When you repeat the entries below, keep each word exactly as it is and drop the pictures.

*****

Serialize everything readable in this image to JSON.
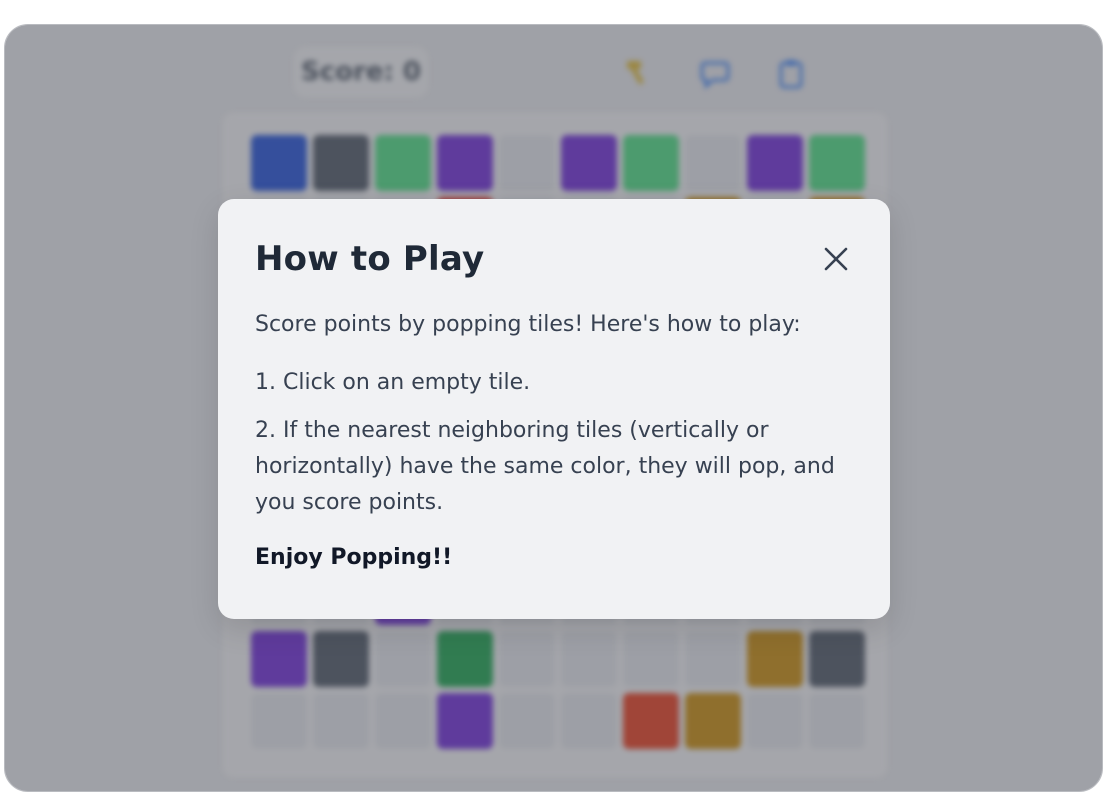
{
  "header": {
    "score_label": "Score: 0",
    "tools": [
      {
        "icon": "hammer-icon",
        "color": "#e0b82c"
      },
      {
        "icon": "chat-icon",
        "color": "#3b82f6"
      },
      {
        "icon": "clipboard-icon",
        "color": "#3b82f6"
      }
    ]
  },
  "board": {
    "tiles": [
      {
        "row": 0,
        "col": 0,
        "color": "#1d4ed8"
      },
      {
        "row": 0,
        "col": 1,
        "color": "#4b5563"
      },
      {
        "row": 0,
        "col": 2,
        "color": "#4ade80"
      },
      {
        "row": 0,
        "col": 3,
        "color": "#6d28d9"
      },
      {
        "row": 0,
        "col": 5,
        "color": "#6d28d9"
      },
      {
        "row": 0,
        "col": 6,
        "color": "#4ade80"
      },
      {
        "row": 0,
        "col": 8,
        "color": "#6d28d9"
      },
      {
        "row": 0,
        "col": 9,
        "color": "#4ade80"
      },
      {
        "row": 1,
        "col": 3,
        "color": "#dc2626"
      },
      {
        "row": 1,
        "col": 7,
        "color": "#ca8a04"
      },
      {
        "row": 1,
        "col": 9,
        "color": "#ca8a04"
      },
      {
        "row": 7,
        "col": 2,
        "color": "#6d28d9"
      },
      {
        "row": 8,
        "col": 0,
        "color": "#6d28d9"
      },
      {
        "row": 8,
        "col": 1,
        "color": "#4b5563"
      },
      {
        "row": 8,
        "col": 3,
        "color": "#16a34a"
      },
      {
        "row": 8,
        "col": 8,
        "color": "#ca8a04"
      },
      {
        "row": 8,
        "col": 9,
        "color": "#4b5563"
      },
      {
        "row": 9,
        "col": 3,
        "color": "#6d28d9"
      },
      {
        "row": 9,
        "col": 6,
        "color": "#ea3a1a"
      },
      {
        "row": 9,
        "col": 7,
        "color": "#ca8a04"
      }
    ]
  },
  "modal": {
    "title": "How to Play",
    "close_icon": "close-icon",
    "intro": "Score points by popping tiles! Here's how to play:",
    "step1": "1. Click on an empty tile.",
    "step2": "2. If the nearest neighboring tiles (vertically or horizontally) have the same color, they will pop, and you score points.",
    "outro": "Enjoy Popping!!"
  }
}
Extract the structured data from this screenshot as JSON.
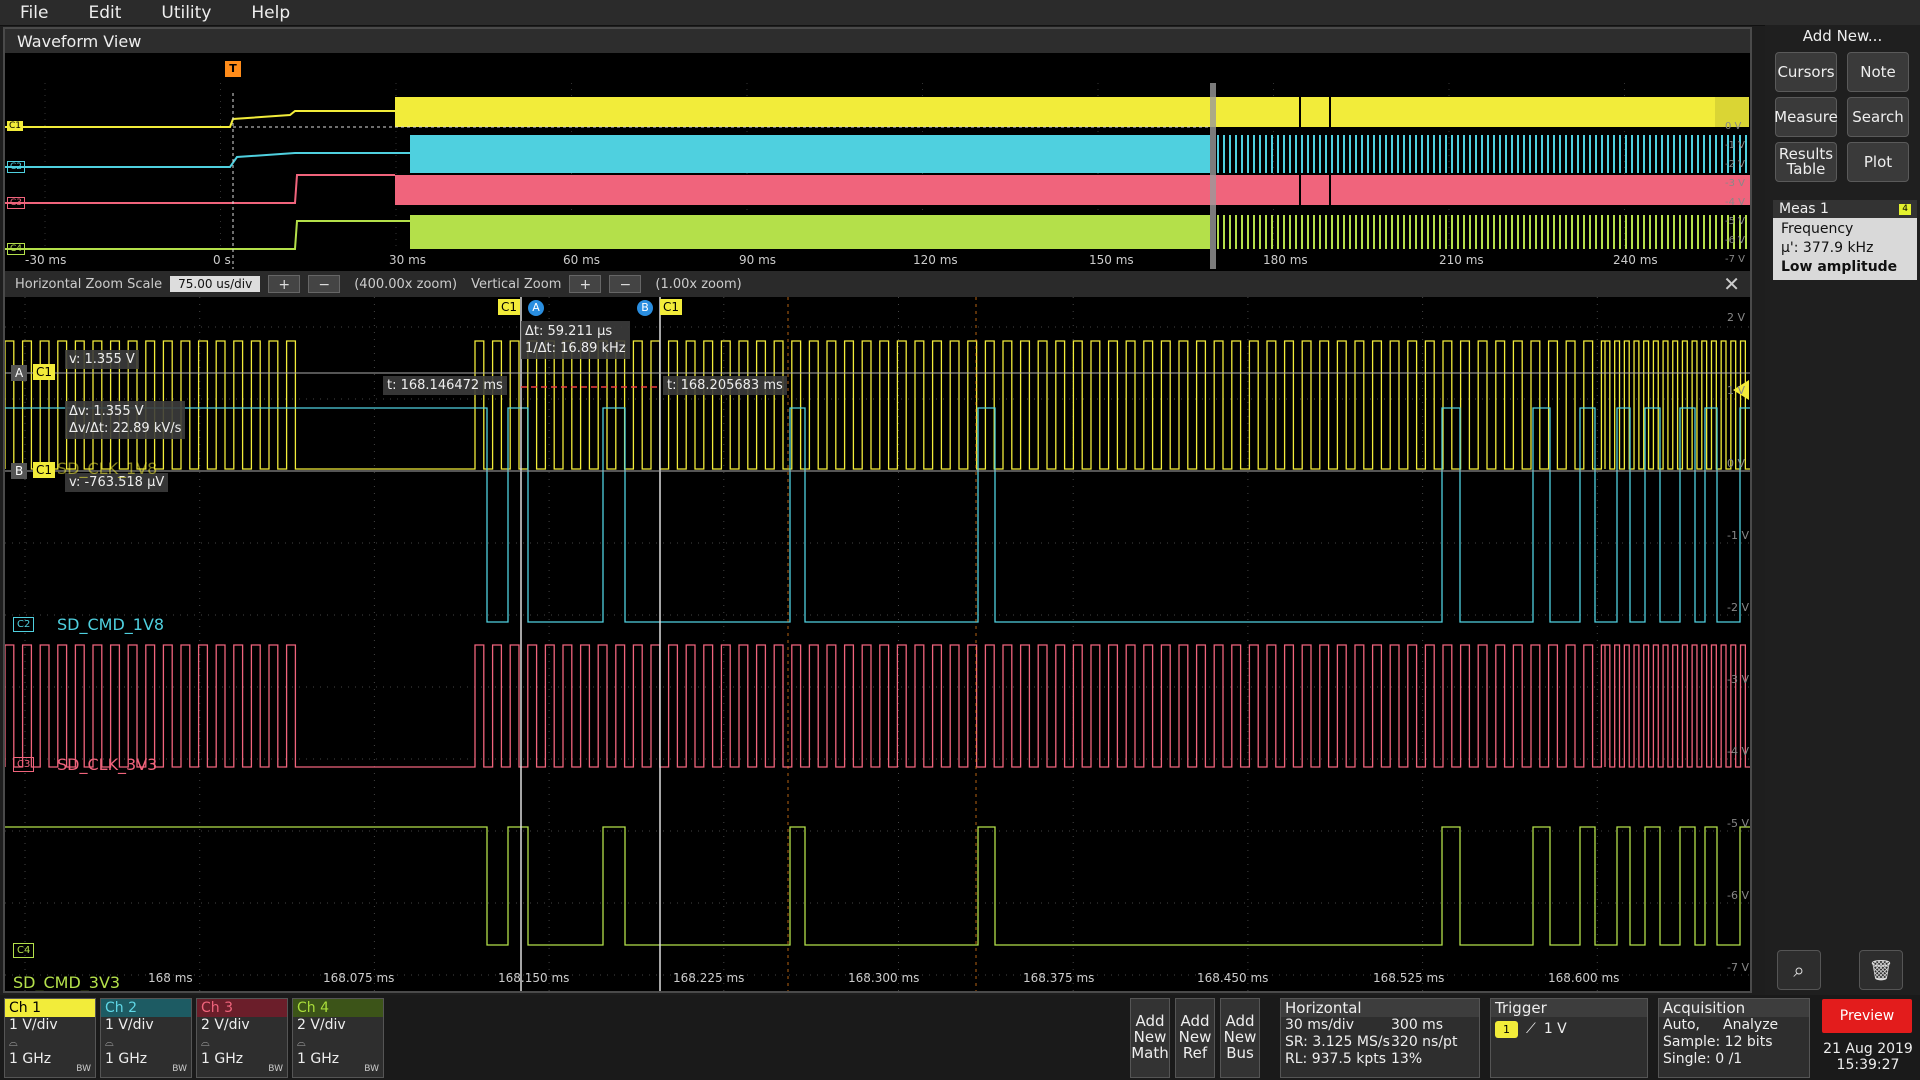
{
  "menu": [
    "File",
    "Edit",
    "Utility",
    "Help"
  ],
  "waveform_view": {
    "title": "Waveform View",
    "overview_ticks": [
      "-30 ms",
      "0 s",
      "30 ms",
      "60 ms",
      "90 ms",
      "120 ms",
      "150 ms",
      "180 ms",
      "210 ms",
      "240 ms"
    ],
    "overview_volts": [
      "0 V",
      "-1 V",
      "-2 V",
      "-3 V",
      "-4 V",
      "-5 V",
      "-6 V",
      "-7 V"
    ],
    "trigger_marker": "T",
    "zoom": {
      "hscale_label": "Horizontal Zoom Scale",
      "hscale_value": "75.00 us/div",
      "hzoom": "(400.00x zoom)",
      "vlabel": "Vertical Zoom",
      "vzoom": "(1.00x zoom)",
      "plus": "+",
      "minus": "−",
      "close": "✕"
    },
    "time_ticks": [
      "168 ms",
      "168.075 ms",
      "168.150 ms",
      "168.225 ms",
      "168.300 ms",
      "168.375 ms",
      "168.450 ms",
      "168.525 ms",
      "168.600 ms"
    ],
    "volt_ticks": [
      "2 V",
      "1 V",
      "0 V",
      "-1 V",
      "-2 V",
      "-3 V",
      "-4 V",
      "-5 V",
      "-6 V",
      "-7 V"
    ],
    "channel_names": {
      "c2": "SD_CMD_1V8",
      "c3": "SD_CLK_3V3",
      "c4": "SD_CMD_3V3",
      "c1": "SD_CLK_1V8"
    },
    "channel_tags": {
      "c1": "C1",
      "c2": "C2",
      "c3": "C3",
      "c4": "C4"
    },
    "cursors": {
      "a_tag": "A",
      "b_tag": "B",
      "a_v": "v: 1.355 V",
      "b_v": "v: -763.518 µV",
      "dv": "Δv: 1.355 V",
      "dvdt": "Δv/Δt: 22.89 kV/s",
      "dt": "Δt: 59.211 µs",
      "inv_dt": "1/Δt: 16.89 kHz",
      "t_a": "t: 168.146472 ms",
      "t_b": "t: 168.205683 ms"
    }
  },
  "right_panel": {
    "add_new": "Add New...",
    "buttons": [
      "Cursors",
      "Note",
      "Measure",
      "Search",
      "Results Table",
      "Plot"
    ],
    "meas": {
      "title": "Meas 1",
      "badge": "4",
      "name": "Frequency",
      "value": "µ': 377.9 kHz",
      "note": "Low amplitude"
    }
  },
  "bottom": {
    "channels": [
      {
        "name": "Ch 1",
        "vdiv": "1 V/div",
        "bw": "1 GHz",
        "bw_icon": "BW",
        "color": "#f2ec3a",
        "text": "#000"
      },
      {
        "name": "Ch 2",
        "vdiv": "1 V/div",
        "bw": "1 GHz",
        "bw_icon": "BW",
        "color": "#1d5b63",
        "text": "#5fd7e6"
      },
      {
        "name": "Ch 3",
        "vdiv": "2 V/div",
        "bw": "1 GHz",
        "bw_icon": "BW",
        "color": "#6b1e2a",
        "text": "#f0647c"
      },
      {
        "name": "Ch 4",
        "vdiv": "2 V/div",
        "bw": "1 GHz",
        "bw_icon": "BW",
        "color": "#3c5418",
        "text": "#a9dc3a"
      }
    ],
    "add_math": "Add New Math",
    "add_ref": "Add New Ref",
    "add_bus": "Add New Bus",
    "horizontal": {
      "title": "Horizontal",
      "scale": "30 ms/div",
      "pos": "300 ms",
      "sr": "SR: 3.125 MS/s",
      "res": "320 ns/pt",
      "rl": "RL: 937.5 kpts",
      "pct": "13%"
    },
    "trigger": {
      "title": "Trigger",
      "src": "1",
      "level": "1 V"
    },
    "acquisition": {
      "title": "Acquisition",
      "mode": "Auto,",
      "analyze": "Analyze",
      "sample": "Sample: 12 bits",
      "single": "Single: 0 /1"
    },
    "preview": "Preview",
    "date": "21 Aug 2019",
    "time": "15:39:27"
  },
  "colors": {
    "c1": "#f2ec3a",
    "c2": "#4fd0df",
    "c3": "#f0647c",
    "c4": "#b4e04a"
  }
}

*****

EXERCISE RESPONSE -
Serialize everything readable in this image to JSON.
{
  "header": {
    "score_label": "Score: 0",
    "tools": [
      {
        "icon": "hammer-icon",
        "color": "#e0b82c"
      },
      {
        "icon": "chat-icon",
        "color": "#3b82f6"
      },
      {
        "icon": "clipboard-icon",
        "color": "#3b82f6"
      }
    ]
  },
  "board": {
    "tiles": [
      {
        "row": 0,
        "col": 0,
        "color": "#1d4ed8"
      },
      {
        "row": 0,
        "col": 1,
        "color": "#4b5563"
      },
      {
        "row": 0,
        "col": 2,
        "color": "#4ade80"
      },
      {
        "row": 0,
        "col": 3,
        "color": "#6d28d9"
      },
      {
        "row": 0,
        "col": 5,
        "color": "#6d28d9"
      },
      {
        "row": 0,
        "col": 6,
        "color": "#4ade80"
      },
      {
        "row": 0,
        "col": 8,
        "color": "#6d28d9"
      },
      {
        "row": 0,
        "col": 9,
        "color": "#4ade80"
      },
      {
        "row": 1,
        "col": 3,
        "color": "#dc2626"
      },
      {
        "row": 1,
        "col": 7,
        "color": "#ca8a04"
      },
      {
        "row": 1,
        "col": 9,
        "color": "#ca8a04"
      },
      {
        "row": 7,
        "col": 2,
        "color": "#6d28d9"
      },
      {
        "row": 8,
        "col": 0,
        "color": "#6d28d9"
      },
      {
        "row": 8,
        "col": 1,
        "color": "#4b5563"
      },
      {
        "row": 8,
        "col": 3,
        "color": "#16a34a"
      },
      {
        "row": 8,
        "col": 8,
        "color": "#ca8a04"
      },
      {
        "row": 8,
        "col": 9,
        "color": "#4b5563"
      },
      {
        "row": 9,
        "col": 3,
        "color": "#6d28d9"
      },
      {
        "row": 9,
        "col": 6,
        "color": "#ea3a1a"
      },
      {
        "row": 9,
        "col": 7,
        "color": "#ca8a04"
      }
    ]
  },
  "modal": {
    "title": "How to Play",
    "close_icon": "close-icon",
    "intro": "Score points by popping tiles! Here's how to play:",
    "step1": "1. Click on an empty tile.",
    "step2": "2. If the nearest neighboring tiles (vertically or horizontally) have the same color, they will pop, and you score points.",
    "outro": "Enjoy Popping!!"
  }
}
Extract the structured data from this screenshot as JSON.
{
  "menu": [
    "File",
    "Edit",
    "Utility",
    "Help"
  ],
  "waveform_view": {
    "title": "Waveform View",
    "overview_ticks": [
      "-30 ms",
      "0 s",
      "30 ms",
      "60 ms",
      "90 ms",
      "120 ms",
      "150 ms",
      "180 ms",
      "210 ms",
      "240 ms"
    ],
    "overview_volts": [
      "0 V",
      "-1 V",
      "-2 V",
      "-3 V",
      "-4 V",
      "-5 V",
      "-6 V",
      "-7 V"
    ],
    "trigger_marker": "T",
    "zoom": {
      "hscale_label": "Horizontal Zoom Scale",
      "hscale_value": "75.00 us/div",
      "hzoom": "(400.00x zoom)",
      "vlabel": "Vertical Zoom",
      "vzoom": "(1.00x zoom)",
      "plus": "+",
      "minus": "−",
      "close": "✕"
    },
    "time_ticks": [
      "168 ms",
      "168.075 ms",
      "168.150 ms",
      "168.225 ms",
      "168.300 ms",
      "168.375 ms",
      "168.450 ms",
      "168.525 ms",
      "168.600 ms"
    ],
    "volt_ticks": [
      "2 V",
      "1 V",
      "0 V",
      "-1 V",
      "-2 V",
      "-3 V",
      "-4 V",
      "-5 V",
      "-6 V",
      "-7 V"
    ],
    "channel_names": {
      "c2": "SD_CMD_1V8",
      "c3": "SD_CLK_3V3",
      "c4": "SD_CMD_3V3",
      "c1": "SD_CLK_1V8"
    },
    "channel_tags": {
      "c1": "C1",
      "c2": "C2",
      "c3": "C3",
      "c4": "C4"
    },
    "cursors": {
      "a_tag": "A",
      "b_tag": "B",
      "a_v": "v: 1.355 V",
      "b_v": "v: -763.518 µV",
      "dv": "Δv: 1.355 V",
      "dvdt": "Δv/Δt: 22.89 kV/s",
      "dt": "Δt: 59.211 µs",
      "inv_dt": "1/Δt: 16.89 kHz",
      "t_a": "t: 168.146472 ms",
      "t_b": "t: 168.205683 ms"
    }
  },
  "right_panel": {
    "add_new": "Add New...",
    "buttons": [
      "Cursors",
      "Note",
      "Measure",
      "Search",
      "Results Table",
      "Plot"
    ],
    "meas": {
      "title": "Meas 1",
      "badge": "4",
      "name": "Frequency",
      "value": "µ': 377.9 kHz",
      "note": "Low amplitude"
    }
  },
  "bottom": {
    "channels": [
      {
        "name": "Ch 1",
        "vdiv": "1 V/div",
        "bw": "1 GHz",
        "bw_icon": "BW",
        "color": "#f2ec3a",
        "text": "#000"
      },
      {
        "name": "Ch 2",
        "vdiv": "1 V/div",
        "bw": "1 GHz",
        "bw_icon": "BW",
        "color": "#1d5b63",
        "text": "#5fd7e6"
      },
      {
        "name": "Ch 3",
        "vdiv": "2 V/div",
        "bw": "1 GHz",
        "bw_icon": "BW",
        "color": "#6b1e2a",
        "text": "#f0647c"
      },
      {
        "name": "Ch 4",
        "vdiv": "2 V/div",
        "bw": "1 GHz",
        "bw_icon": "BW",
        "color": "#3c5418",
        "text": "#a9dc3a"
      }
    ],
    "add_math": "Add New Math",
    "add_ref": "Add New Ref",
    "add_bus": "Add New Bus",
    "horizontal": {
      "title": "Horizontal",
      "scale": "30 ms/div",
      "pos": "300 ms",
      "sr": "SR: 3.125 MS/s",
      "res": "320 ns/pt",
      "rl": "RL: 937.5 kpts",
      "pct": "13%"
    },
    "trigger": {
      "title": "Trigger",
      "src": "1",
      "level": "1 V"
    },
    "acquisition": {
      "title": "Acquisition",
      "mode": "Auto,",
      "analyze": "Analyze",
      "sample": "Sample: 12 bits",
      "single": "Single: 0 /1"
    },
    "preview": "Preview",
    "date": "21 Aug 2019",
    "time": "15:39:27"
  },
  "colors": {
    "c1": "#f2ec3a",
    "c2": "#4fd0df",
    "c3": "#f0647c",
    "c4": "#b4e04a"
  }
}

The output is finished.